◆ **Web page and app entries**:
[Start of section]
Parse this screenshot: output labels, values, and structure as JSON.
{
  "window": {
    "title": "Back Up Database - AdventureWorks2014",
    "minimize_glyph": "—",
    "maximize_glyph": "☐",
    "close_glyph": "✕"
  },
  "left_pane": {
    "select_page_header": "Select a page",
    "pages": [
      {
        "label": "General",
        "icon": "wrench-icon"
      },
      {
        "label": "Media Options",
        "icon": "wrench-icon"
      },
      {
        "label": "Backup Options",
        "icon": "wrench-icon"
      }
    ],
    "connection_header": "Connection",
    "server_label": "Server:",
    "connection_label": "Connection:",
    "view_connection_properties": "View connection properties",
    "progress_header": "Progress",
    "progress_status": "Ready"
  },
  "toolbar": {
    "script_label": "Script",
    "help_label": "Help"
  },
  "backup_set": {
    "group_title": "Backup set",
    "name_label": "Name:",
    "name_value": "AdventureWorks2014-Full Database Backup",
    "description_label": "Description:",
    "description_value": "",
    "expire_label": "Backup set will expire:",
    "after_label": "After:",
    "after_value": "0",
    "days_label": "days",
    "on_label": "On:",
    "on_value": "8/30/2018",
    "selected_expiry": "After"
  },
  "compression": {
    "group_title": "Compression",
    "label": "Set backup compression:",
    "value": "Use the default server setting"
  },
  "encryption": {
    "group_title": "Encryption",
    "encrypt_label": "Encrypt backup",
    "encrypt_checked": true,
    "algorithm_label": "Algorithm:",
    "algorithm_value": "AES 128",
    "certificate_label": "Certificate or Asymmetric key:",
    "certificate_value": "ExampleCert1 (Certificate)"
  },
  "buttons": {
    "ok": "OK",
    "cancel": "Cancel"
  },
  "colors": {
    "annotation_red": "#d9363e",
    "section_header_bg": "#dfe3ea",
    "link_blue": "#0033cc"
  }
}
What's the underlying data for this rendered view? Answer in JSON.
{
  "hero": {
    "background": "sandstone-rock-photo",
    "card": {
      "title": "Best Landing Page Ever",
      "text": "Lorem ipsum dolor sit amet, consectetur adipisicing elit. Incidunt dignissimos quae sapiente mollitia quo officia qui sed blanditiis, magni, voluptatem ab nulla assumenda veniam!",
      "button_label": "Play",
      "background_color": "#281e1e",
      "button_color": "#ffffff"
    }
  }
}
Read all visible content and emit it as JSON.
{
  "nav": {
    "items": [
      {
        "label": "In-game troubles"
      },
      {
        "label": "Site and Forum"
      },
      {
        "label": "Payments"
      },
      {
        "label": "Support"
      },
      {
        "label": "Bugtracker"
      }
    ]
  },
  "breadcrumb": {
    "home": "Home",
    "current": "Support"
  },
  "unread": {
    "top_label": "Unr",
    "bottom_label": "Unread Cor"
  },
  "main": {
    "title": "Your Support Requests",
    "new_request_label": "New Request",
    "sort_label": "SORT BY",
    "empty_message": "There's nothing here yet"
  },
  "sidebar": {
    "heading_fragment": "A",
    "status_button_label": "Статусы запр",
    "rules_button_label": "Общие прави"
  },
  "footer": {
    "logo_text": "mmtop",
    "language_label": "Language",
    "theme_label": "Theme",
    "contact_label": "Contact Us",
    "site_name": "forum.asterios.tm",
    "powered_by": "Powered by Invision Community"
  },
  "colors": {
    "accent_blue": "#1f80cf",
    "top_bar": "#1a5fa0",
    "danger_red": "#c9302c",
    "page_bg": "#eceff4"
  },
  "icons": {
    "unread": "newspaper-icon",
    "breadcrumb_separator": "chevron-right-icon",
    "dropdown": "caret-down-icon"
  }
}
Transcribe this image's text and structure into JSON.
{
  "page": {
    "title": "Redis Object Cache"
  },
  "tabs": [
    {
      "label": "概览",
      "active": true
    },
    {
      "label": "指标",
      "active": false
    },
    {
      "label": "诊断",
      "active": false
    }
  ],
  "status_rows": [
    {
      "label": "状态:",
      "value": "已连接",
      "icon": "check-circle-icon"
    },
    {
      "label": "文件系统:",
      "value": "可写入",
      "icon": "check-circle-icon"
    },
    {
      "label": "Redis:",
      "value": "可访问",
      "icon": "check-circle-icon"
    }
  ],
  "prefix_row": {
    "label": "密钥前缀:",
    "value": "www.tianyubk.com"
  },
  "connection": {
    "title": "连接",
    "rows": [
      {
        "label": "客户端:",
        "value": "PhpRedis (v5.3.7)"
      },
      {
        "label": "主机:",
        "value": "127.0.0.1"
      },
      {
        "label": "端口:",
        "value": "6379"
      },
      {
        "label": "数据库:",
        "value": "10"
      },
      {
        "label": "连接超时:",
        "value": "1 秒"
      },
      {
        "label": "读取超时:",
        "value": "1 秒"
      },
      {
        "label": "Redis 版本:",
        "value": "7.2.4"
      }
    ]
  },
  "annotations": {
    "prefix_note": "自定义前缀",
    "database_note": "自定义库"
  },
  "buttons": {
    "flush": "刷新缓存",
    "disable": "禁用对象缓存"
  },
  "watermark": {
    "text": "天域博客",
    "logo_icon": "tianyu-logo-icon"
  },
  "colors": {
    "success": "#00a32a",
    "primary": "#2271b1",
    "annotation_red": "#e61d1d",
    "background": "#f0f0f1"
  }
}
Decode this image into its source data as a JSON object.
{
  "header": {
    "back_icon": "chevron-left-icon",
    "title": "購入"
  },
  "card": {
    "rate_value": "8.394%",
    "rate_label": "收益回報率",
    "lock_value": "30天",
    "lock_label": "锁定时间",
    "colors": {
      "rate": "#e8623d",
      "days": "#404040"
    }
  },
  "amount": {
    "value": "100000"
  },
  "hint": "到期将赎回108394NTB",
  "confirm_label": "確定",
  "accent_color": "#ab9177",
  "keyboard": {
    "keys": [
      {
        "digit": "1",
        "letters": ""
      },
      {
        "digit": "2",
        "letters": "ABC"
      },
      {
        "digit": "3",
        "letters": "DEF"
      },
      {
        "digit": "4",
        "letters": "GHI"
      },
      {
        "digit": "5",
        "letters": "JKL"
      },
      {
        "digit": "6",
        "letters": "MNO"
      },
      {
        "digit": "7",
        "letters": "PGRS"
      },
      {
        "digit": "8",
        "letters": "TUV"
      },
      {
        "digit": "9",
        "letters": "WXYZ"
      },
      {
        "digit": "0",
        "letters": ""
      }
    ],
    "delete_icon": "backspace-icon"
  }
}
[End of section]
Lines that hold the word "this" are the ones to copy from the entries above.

◆ **ANSWER SECTION**:
Parse this screenshot: output labels, values, and structure as JSON.
What's the underlying data for this rendered view? Answer in JSON.
Transcribe this image's text and structure into JSON.
Decode this image into its source data as a JSON object.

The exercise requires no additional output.